Actually finished watching Made in Abyss last year, but I’m just writing a review now so please don’t mind me.
After over half a series of adventures, we get to the extremely ugly side of the Abyss and how dangerous it can be to kids who venture into it.
Riko’s injury is one if not the most renowned scene in the entire series. Despite being half conscious, she orders Reg to amputate her own arm rather calmly, and Reg went along half way with it. If not for Nanachi, Riko would be dead.
Nanachi was sort of chill because they know how to save Riko and orders Reg to collect all sorts of things. What I really wanted to talk about was how Made in Abyss handles its horror elements by comparing it to a…more violent series, Umineko no Naku Koro ni.
Umineko is known for its graphic violence and creatively disturbing deaths. Throughout the course of 26 episodes, the same people just die over and over in increasingly cruel deaths. And the results? When the shock factor is gone, it gets comical and the deaths sometimes turn into meme material.
Made in Abyss never steps into that territory, well, because Riko’s injury is plain horrifying. It plays with the viewer’s emotions, the torture of having to watch a 12-year-old order her own amputation and the pain of seeing her friend having to choose between going along or losing his companion. You’d expect oversized limbs to be funny, but no, it’s just all the more horrifying when she starts bleeding all over and screamed when Reg tugged on her gloves. It’s how this scene is handled so well that Made in Abyss brings out the best of its horror elements.
Not to mention we’re introduced to what would become the next emotional torture: Mitty. But let’s save that for later. Made in Abyss got more relaxed as Reg interacts with Nanachi, who explained things about the Abyss. And not to mention that Nanachi is adorable. Made in Abyss brought back its former tone, where Reg deals with the more private parts of Riko. Y’know, what I like most is that the anime went into what numerous other adventures don’t delve into: how the adventurers handle their personal hygiene. I’ve always thought about how those people go about the toilet or soiled underwear. Okay, moving on.
While many people have said that Made in Abyss is sexual and inappropriate, be reminded that one, Made in Abyss is not for kids, and two, kids think about these things more than many adults do. Young people, as I’ve observed from listening to elementary school kids conversation in the cafeteria, tend to joke about pooping and peeing and being naked a lot more than adults do. It’s just the nature of kids, and Riko and Reg are kids, plus Reg is going into his preteens (if he grows at all, really) and that means he’s clearly gaining more interests in the opposite sex.

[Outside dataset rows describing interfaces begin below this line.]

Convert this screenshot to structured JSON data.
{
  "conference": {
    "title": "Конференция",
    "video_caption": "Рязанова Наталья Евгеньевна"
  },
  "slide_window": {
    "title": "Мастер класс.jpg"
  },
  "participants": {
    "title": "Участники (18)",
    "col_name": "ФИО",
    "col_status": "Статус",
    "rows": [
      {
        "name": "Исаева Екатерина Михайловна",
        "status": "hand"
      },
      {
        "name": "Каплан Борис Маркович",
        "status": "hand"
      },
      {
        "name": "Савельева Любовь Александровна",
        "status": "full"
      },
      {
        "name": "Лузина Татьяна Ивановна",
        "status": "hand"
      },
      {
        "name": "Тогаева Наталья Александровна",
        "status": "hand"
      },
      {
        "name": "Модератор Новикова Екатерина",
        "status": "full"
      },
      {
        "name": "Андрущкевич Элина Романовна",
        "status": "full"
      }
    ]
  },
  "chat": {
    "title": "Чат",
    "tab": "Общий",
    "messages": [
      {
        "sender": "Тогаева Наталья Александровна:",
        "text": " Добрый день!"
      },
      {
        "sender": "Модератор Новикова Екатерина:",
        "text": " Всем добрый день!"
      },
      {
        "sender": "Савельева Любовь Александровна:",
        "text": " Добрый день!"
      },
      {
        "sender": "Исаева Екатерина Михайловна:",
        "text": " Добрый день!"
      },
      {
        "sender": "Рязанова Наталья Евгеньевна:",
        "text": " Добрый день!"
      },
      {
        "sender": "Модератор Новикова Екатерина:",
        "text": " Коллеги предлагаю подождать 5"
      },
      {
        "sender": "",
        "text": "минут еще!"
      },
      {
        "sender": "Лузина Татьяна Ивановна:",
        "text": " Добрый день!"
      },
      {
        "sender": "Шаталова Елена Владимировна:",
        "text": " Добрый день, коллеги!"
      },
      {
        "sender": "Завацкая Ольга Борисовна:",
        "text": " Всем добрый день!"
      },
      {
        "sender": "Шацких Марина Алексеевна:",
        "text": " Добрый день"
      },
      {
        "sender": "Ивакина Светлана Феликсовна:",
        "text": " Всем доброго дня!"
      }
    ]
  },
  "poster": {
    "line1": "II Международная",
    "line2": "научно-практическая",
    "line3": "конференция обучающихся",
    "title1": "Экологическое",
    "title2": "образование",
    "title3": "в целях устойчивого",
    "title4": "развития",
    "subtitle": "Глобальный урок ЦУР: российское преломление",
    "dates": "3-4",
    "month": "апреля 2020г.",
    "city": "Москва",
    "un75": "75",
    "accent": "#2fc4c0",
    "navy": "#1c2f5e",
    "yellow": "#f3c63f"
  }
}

Also, Riko’s nakedness and talks about her peeing is in no way fanservice or sexual. It’s just the way it is, and I don’t think Made in Abyss should be criticized for bringing these elements into the story.
Have I said that Nanachi is adorable? I have? Okay, that’s it for my review today. Stay tuned for episode 13.